“We do not want them to be an unfair competitor… My message to the UK is that the more loyal we are vis-à-vis each other, the closer relationship we can have,” said Macron.
As for the challenging timeline the bloc faces regarding negotiating a trade deal with Britain, it will serve to “focus minds on the continent and make it easier for the EU27 to maintain unity.
"The idea that they will crack in the later phase is overplayed,” Agata Gostynska-Jakubowska of the Centre for European Reform think-tank in Brussels is quoted as saying.
New Power Dynamics
Britain’s imminent formal exit from the EU has already set in motion profound changes in Europe, claims Henrik Enderlein, president of Berlin’s Hertie School, which specialises in international affairs.
The developments have put France and Germany “more squarely in the EU’s driving seat” and on a more equal footing than before, with the policy shifting in favour of deeper integration, the analyst is quoted as saying.
European analysts cite resurging French influence under President Emmanuel Macron, which could direct the EU in a more protectionist and anti-US direction.
The French president has been leading the push for a closer EU defence union since coming to power.
“We will not protect the Europeans unless we decide to have a true European army.
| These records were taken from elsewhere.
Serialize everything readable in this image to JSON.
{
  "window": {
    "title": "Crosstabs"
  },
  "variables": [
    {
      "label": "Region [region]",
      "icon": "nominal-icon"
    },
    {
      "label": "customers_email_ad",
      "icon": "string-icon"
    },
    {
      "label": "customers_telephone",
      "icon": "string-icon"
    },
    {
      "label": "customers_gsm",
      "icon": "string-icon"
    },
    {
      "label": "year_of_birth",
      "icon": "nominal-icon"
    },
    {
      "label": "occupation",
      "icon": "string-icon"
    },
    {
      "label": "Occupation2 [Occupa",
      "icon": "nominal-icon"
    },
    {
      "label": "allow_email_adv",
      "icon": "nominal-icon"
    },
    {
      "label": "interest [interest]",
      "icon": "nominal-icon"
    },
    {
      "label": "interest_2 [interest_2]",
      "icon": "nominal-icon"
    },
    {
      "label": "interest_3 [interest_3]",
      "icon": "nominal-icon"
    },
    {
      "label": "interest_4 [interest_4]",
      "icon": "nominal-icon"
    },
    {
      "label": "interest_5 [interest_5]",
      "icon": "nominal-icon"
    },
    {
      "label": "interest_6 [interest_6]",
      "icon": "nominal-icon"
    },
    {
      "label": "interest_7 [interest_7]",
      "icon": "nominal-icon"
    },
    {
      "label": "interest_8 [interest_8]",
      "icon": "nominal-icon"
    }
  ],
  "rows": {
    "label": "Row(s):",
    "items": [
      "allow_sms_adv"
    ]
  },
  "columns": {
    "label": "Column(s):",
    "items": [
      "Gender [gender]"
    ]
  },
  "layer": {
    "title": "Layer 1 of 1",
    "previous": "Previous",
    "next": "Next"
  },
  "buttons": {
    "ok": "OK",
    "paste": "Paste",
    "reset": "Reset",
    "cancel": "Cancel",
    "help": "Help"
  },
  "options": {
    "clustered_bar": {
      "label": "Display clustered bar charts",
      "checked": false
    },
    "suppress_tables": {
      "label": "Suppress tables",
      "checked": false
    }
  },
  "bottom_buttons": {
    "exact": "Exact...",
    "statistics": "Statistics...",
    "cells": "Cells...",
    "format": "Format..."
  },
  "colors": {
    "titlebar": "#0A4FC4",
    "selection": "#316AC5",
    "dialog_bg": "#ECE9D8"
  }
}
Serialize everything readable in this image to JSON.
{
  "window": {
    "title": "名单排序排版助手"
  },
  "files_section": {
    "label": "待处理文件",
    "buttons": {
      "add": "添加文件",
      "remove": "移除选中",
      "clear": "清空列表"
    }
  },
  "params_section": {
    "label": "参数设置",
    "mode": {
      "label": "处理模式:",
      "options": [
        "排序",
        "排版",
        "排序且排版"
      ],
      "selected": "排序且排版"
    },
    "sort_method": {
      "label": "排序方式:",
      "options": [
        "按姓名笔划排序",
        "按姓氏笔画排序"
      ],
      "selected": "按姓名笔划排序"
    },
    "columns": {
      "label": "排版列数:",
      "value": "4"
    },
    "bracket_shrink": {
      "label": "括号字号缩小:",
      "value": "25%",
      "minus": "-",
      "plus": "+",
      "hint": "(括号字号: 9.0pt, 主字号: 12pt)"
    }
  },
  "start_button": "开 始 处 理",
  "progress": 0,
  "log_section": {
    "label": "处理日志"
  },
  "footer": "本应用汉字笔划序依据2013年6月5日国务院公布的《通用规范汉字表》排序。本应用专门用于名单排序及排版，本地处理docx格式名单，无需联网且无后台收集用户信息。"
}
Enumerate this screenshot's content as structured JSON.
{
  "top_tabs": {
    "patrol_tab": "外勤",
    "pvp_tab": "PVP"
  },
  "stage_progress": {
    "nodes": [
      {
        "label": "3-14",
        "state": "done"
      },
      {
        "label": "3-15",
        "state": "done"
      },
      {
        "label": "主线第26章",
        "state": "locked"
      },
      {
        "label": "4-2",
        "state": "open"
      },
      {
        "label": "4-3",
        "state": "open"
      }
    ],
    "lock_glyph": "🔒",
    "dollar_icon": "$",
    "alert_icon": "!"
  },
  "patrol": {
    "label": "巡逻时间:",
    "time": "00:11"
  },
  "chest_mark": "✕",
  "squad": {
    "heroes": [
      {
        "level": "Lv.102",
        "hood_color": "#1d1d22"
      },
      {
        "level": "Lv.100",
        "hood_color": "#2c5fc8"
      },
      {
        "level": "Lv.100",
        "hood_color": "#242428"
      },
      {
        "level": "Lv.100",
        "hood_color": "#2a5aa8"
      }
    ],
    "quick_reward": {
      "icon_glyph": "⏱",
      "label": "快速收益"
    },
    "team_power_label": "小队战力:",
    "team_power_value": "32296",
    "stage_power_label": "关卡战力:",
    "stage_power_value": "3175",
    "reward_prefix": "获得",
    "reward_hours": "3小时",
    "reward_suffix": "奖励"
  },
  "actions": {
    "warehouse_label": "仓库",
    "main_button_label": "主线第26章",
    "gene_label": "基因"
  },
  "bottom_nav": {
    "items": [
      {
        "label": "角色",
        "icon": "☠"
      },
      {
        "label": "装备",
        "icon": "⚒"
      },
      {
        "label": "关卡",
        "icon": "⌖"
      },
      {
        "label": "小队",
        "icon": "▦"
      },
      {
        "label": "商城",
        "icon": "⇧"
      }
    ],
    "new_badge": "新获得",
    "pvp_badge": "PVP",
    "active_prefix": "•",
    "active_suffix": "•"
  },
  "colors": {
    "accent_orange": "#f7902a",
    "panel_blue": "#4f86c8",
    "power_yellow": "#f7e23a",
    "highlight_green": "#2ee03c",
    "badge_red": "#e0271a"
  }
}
We need a Europe which defends itself better alone, without just depending on the United States, in a more sovereign manner,” Macron had said in 2018.
“Power is shifting to France and Germany…But Germany is extremely weak, with domestic politics paralysing its leadership in the EU,” claims Agata Gostynska-Jakubowska.
Meanwhile, countries such as the Netherlands and Ireland have been prompted by Brexit to focus more on forging new links in an attempt to assert their voice in Europe more strongly.
Accordingly, the Dutch government has adopted a leading role in the new Hanseatic League of northern eurozone members. The New Hanseatic League developed from an informal cooperation among like-minded fiscally conservative northern European states. It was established in February 2018 by European Union finance ministers from Denmark, Estonia, Finland, Ireland, Latvia, Lithuania, the Netherlands and Sweden.
Ireland, eager to safeguard its own interests against those of a post-Brexit UK, is also forging alliances with the Benelux countries - the Netherlands, Belgium and Luxembourg, with other efforts proceeding via the Nordic-Baltic group.
Brussels has in many ways already moved into a post-Brexit mode, beyond the protracted period of uncertainty over the UK’s withdrawal that has dominated the European bloc’s agenda for so long.